How long can two little girls hide a dead old aunt, as they manage the Linger Longer Cottage Colony in Cape Cod in Sara Pennypacker’s tween novel Summer of the Gypsy Moths? With humor, compassion, and a dog named Treb, Pennypacker’s heroine combines the heart of a child with the maturity of an adult.
When Stella’s spirited mother runs off to find happiness, she leaves Stella with her great-aunt Louise, caretaker for a string of summer cottages on the Cape. Louise decides to foster a Portuguese girl, Angel, as a companion and friend for the little girl. No one expects Louise to die, and when she does, the young girls decide that life alone would be better than the unknown possibilities of an orphan home – and they know how to keep a secret.
Once you get past the macabre scenes of a dead body and the unlikely burial, the tale of friendship and responsibility is endearing, and you will be cheering for the girls to succeed. Stella’s penchant for Heloise’s Helpful Hints substitutes for motherly advice as the two girls clean the cottages between guests; at times, those helpful hints offer funny possibilities – who knew Febreze laundry odor eliminator would help with the smell of a dead body. The girls set up a baby-sitting service, dig for clams on the beach, and try to stop an infestation of caterpillars in blueberry bushes planted years ago by Stella’s mom. The ending has everyone living happily ever after, with the two wily girls demonstrating their resourcefulness.

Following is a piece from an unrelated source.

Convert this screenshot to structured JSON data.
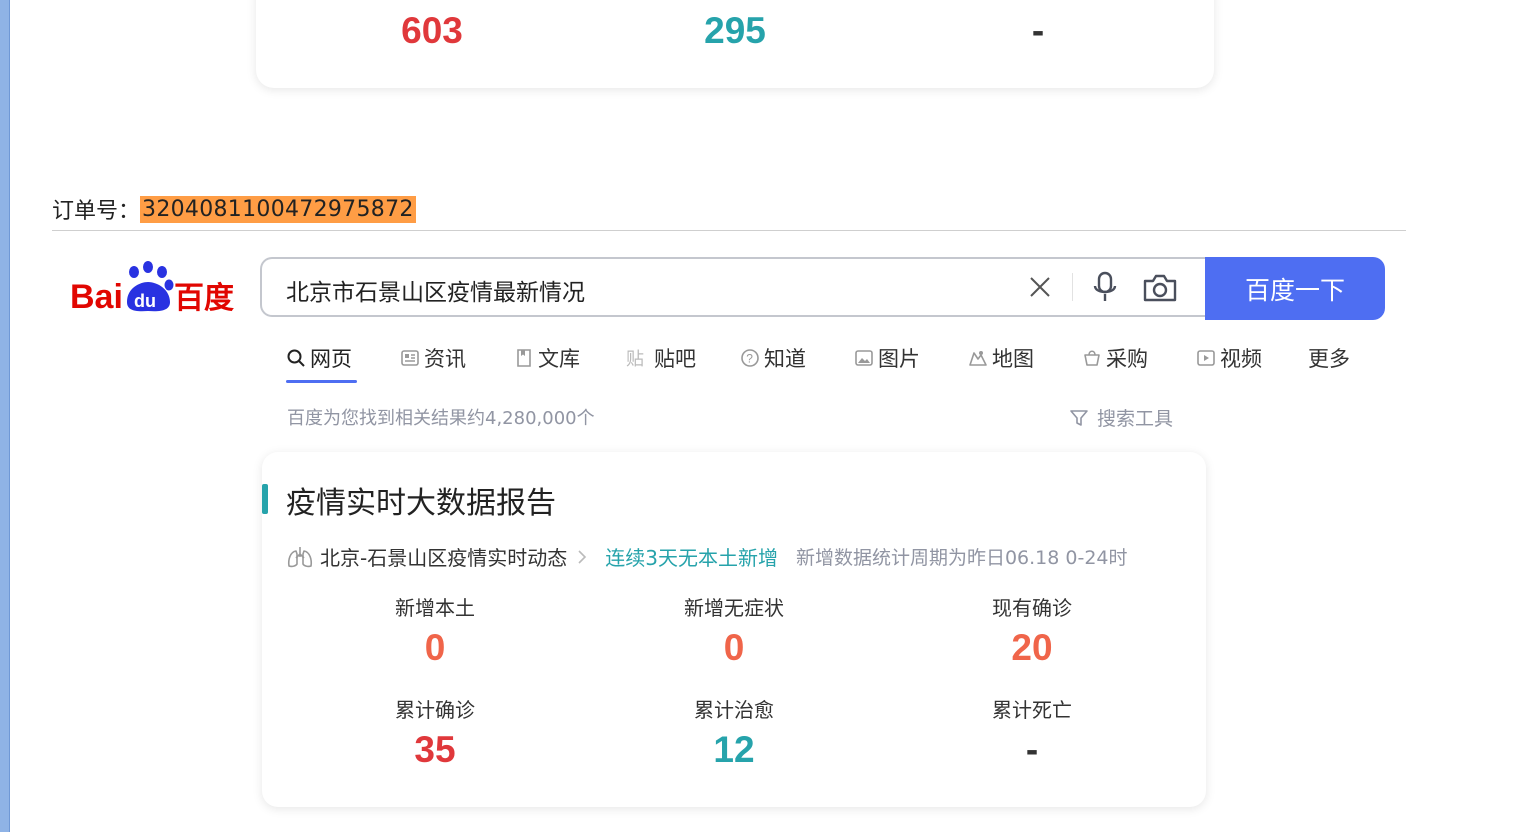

Pennypacker has been compared to Beverly Cleary with growing-up stories that have a message – for both adults and children. With moments that will have you aching for their loneliness and laughing at their gumption, Summer of the Gypsy Moths is worth the read.